Exercise brief: The answer must be every line of the records in which the string "kind" appears.

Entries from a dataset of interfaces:

▽

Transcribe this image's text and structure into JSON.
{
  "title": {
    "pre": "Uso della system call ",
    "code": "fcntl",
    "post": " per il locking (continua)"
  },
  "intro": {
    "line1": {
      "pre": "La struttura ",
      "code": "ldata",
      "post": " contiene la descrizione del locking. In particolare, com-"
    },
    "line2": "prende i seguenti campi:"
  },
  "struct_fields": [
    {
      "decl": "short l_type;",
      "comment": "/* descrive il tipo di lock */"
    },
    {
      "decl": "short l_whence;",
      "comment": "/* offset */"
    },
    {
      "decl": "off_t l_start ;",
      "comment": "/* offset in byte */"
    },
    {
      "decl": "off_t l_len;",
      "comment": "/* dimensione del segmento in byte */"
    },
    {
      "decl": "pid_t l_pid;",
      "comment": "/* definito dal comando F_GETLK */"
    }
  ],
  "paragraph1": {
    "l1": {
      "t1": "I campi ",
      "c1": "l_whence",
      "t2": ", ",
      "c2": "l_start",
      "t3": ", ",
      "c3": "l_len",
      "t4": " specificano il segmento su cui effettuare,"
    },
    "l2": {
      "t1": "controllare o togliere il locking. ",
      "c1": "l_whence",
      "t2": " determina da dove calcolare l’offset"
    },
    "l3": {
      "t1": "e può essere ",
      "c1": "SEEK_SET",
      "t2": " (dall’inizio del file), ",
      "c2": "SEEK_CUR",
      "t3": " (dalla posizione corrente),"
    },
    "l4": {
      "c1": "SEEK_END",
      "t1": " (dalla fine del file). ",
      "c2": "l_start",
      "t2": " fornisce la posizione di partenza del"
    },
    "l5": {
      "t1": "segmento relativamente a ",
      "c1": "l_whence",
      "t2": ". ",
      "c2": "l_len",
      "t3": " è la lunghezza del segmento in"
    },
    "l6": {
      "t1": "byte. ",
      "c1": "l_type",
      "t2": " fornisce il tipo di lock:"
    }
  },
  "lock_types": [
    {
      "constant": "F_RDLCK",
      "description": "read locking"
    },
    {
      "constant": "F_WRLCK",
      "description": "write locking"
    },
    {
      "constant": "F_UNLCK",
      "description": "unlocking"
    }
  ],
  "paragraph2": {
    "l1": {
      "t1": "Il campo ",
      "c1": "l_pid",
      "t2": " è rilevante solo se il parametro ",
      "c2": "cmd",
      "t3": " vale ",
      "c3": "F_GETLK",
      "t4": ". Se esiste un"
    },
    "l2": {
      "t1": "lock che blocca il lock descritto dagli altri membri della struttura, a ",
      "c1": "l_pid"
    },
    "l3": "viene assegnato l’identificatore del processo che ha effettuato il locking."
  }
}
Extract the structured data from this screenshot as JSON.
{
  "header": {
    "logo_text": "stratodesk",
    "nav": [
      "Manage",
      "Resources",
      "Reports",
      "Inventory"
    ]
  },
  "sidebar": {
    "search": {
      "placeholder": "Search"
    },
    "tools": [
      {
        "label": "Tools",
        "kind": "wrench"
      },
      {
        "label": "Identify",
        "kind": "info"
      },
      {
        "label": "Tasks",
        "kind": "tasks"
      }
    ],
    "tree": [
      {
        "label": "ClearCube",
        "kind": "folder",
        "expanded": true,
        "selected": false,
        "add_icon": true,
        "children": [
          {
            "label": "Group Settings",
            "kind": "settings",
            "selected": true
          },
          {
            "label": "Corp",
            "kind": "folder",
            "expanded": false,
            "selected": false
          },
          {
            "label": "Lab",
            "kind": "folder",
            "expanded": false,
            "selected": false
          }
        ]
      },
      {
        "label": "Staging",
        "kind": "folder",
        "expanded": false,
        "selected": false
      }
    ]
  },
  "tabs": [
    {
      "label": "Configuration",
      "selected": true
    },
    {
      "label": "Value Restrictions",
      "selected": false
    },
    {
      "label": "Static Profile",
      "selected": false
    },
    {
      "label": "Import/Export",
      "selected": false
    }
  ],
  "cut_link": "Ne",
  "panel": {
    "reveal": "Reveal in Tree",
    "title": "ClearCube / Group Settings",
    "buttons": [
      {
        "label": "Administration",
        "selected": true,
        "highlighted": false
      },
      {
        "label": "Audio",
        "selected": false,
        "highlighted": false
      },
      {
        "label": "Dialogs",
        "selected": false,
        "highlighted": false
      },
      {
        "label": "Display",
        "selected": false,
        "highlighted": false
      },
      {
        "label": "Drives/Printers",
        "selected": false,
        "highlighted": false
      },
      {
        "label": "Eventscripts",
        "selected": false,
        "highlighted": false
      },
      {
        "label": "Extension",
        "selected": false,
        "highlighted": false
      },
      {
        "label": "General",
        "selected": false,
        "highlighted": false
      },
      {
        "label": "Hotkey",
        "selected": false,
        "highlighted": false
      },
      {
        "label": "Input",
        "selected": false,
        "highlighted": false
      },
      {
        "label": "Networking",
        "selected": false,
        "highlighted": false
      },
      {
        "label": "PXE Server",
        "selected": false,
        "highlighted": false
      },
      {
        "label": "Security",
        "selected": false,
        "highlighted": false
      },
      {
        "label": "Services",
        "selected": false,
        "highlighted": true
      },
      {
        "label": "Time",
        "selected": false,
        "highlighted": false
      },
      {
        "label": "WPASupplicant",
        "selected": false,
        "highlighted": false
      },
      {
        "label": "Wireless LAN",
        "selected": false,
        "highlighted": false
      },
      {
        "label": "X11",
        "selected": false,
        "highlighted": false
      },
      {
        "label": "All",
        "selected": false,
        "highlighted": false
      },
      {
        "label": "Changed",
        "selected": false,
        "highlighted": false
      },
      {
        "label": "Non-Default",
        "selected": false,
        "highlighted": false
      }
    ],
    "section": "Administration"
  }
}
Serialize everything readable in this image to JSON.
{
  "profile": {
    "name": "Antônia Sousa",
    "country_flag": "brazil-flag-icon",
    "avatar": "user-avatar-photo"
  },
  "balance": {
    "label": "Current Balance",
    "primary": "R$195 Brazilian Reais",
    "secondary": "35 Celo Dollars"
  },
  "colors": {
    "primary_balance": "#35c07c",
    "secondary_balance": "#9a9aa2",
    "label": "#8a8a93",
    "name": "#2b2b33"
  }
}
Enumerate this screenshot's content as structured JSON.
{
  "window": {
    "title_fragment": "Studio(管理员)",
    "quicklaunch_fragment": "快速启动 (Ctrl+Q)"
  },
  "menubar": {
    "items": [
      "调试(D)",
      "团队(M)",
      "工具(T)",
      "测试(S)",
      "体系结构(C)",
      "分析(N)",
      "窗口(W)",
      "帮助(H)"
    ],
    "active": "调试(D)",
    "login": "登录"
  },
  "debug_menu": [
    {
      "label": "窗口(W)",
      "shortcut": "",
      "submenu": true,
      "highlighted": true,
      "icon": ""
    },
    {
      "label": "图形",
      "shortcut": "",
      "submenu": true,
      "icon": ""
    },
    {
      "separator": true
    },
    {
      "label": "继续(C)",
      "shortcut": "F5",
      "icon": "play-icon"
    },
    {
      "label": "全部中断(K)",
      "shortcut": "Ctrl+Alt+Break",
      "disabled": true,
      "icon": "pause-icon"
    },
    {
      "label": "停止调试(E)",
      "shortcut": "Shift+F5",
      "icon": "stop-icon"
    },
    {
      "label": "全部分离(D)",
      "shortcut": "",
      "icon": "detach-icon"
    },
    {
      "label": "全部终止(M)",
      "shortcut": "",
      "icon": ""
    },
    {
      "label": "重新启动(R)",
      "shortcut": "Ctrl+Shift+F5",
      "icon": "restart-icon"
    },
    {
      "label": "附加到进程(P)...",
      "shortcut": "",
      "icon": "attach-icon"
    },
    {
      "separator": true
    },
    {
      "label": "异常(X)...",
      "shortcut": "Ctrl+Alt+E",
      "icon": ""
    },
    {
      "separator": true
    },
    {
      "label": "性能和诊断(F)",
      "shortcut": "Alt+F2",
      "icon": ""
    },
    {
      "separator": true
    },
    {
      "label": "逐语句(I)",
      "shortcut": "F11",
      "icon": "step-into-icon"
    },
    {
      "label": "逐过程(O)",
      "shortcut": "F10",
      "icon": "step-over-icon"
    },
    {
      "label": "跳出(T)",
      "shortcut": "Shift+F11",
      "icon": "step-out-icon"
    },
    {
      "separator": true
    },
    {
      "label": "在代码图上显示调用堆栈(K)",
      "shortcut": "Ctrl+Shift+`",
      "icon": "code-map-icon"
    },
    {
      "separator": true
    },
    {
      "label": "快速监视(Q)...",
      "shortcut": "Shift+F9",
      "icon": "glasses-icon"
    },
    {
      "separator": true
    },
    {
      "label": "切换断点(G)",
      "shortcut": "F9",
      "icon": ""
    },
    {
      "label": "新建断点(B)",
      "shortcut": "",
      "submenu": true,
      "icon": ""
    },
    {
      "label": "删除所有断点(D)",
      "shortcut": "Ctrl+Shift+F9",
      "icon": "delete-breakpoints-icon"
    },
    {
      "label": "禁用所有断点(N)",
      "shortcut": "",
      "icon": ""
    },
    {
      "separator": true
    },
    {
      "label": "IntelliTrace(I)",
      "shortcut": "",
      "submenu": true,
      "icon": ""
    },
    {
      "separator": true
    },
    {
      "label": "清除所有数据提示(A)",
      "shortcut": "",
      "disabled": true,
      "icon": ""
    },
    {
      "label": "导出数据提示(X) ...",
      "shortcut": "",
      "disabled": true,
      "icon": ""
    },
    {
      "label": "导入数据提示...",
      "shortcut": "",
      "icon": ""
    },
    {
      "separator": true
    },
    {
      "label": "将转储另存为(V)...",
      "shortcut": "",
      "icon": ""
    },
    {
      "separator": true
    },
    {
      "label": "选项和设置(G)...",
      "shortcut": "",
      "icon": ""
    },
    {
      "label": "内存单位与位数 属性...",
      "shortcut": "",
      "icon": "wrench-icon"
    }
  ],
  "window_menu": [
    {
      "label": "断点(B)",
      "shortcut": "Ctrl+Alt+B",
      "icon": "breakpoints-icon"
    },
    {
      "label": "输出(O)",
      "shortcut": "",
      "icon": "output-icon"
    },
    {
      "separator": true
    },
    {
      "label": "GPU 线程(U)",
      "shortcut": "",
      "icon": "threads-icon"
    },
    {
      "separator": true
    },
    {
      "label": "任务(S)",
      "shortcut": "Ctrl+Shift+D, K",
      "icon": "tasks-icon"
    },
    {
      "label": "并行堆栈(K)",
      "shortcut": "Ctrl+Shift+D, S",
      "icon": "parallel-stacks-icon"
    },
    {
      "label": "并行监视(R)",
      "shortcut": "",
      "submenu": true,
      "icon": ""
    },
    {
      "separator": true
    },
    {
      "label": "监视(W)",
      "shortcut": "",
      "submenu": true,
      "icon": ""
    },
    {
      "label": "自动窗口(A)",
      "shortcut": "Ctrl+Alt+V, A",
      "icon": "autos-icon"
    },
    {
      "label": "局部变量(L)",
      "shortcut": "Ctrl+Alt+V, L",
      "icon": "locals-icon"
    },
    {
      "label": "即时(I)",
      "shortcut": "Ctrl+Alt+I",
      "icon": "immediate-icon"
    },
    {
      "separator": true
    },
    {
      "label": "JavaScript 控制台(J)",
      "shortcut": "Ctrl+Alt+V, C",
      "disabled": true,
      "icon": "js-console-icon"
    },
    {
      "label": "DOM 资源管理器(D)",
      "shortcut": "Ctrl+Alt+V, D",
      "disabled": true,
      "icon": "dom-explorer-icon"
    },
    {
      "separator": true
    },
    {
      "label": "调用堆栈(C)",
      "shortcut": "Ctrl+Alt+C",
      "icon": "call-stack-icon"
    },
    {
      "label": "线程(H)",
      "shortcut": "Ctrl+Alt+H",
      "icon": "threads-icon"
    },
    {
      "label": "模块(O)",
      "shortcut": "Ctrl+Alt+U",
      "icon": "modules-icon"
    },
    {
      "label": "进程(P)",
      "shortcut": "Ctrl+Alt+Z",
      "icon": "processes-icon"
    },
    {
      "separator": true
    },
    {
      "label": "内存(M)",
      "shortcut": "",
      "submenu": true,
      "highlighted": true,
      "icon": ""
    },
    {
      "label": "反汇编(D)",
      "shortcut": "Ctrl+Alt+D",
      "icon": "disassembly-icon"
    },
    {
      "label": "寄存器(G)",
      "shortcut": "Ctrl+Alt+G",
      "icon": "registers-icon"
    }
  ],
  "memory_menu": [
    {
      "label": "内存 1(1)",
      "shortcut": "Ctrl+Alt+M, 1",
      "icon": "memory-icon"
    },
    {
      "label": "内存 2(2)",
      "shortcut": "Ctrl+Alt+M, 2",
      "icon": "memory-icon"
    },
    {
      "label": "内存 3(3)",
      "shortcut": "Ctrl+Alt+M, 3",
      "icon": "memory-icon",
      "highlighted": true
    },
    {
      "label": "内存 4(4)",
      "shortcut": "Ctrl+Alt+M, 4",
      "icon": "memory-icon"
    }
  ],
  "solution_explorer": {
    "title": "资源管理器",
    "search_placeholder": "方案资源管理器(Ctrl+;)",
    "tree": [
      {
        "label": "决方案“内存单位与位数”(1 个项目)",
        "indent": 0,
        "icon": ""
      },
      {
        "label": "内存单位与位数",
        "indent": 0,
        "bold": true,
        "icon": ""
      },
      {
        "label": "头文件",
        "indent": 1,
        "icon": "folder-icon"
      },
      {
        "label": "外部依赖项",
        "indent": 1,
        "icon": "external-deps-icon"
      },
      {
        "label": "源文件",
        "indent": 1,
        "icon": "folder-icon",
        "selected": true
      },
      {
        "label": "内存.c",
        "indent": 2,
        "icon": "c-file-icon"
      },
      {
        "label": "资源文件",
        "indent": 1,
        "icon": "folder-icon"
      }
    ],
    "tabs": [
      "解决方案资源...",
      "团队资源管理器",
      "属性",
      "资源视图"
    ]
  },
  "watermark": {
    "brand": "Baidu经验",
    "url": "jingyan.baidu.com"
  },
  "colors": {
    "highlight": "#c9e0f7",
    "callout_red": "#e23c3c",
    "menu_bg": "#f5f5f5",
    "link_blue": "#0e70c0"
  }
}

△

Answer to this task:
        "kind": "wrench"
        "kind": "info"
        "kind": "tasks"
        "kind": "folder",
            "kind": "settings",
            "kind": "folder",
            "kind": "folder",
        "kind": "folder",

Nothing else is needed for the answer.